Data records for software interfaces:
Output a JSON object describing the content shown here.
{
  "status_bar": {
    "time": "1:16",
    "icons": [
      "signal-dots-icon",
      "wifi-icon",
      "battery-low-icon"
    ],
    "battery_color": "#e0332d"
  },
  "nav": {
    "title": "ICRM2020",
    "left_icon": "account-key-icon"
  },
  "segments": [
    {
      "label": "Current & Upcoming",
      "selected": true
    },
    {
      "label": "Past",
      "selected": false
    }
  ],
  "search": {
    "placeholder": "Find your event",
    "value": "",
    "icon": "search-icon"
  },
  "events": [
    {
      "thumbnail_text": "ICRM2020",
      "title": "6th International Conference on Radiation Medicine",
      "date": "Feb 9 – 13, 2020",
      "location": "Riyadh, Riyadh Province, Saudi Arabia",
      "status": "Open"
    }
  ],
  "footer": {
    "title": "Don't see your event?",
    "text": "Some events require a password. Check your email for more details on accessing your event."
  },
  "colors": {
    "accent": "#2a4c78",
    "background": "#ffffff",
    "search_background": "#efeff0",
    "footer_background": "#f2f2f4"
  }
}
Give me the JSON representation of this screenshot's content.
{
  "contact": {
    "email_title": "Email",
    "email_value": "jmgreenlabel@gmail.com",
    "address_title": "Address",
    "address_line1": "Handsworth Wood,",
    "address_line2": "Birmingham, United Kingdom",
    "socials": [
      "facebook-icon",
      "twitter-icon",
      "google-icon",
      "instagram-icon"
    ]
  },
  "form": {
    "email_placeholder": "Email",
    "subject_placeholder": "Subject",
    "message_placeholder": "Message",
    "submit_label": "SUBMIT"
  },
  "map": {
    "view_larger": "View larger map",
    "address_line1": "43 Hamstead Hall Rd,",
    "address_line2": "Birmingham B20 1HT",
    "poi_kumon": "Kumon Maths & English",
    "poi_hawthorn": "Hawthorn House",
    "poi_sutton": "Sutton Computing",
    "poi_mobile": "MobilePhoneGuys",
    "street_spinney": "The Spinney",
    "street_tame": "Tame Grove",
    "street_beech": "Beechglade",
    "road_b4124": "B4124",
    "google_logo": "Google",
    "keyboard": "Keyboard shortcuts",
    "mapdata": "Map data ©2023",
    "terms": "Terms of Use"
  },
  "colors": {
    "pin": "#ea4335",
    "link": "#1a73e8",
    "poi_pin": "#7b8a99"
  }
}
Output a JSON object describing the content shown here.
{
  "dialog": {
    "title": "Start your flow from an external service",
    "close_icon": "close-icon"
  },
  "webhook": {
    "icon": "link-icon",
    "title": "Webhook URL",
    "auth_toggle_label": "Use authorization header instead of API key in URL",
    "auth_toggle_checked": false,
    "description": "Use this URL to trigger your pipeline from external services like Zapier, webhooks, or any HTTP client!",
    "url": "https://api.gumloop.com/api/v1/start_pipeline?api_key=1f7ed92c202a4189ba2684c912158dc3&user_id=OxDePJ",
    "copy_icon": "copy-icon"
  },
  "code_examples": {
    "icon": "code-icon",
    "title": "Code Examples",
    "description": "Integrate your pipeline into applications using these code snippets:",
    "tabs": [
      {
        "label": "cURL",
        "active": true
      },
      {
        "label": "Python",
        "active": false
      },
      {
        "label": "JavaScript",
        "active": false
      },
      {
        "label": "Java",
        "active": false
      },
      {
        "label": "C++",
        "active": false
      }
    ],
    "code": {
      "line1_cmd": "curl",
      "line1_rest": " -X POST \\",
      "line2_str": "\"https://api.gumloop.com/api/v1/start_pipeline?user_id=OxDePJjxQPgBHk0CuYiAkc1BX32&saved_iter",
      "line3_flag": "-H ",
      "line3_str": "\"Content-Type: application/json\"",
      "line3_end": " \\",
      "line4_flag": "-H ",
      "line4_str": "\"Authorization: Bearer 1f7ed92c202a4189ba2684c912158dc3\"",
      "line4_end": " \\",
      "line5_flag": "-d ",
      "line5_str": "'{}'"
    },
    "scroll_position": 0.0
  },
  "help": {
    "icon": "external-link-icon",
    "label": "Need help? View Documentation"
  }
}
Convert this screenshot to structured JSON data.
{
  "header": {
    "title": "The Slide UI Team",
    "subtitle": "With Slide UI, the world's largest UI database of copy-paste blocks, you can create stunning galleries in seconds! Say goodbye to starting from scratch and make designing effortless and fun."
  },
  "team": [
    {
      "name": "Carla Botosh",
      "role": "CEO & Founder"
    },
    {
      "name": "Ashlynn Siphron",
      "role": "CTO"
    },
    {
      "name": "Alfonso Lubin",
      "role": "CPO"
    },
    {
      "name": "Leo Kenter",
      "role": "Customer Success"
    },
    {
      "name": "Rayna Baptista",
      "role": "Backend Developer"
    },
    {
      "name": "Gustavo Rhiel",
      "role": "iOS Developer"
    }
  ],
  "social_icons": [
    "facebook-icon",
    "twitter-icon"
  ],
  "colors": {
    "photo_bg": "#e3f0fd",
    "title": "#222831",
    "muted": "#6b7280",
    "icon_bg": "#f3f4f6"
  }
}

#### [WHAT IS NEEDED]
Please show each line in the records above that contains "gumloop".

#### [TASK ANSWER]
    "url": "https://api.gumloop.com/api/v1/start_pipeline?api_key=1f7ed92c202a4189ba2684c912158dc3&user_id=OxDePJ",
      "line2_str": "\"https://api.gumloop.com/api/v1/start_pipeline?user_id=OxDePJjxQPgBHk0CuYiAkc1BX32&saved_iter",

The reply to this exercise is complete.